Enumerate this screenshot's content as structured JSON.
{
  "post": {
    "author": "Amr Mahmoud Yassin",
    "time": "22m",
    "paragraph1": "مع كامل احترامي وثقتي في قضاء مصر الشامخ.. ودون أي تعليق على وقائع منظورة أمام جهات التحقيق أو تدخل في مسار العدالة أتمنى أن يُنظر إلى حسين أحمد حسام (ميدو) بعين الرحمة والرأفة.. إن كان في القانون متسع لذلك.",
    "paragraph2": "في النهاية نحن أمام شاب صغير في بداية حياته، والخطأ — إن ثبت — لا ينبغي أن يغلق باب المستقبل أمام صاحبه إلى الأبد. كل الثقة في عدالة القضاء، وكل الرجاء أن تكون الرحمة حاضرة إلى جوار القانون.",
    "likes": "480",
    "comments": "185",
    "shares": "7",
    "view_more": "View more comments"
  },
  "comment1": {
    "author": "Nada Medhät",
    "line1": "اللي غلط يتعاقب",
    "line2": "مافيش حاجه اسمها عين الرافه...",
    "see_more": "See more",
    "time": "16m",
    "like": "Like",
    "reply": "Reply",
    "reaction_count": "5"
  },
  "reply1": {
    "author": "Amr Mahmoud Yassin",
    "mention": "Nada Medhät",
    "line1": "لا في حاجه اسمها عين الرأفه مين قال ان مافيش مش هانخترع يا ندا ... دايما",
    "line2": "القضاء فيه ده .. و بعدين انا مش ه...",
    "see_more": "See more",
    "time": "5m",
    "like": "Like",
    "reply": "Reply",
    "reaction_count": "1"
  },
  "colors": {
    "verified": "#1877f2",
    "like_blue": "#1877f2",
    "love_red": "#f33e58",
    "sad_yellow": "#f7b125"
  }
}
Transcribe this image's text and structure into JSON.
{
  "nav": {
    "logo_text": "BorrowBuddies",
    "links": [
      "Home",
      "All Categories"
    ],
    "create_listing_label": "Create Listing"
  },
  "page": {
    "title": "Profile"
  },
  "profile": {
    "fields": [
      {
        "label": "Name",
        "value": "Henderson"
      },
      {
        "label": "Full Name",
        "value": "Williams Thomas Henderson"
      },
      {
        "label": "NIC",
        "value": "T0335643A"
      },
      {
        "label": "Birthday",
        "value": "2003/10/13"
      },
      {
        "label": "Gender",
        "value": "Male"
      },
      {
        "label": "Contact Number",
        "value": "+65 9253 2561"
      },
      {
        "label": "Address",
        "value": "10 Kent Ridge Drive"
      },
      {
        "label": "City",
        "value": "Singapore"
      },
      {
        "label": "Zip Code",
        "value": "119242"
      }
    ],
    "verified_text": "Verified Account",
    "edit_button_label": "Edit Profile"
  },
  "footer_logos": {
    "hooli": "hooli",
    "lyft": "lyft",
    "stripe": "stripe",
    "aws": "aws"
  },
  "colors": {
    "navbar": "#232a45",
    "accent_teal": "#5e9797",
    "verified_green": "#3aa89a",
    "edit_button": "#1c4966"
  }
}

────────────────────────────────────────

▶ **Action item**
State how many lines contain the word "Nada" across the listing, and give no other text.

▶ **Written solution**
2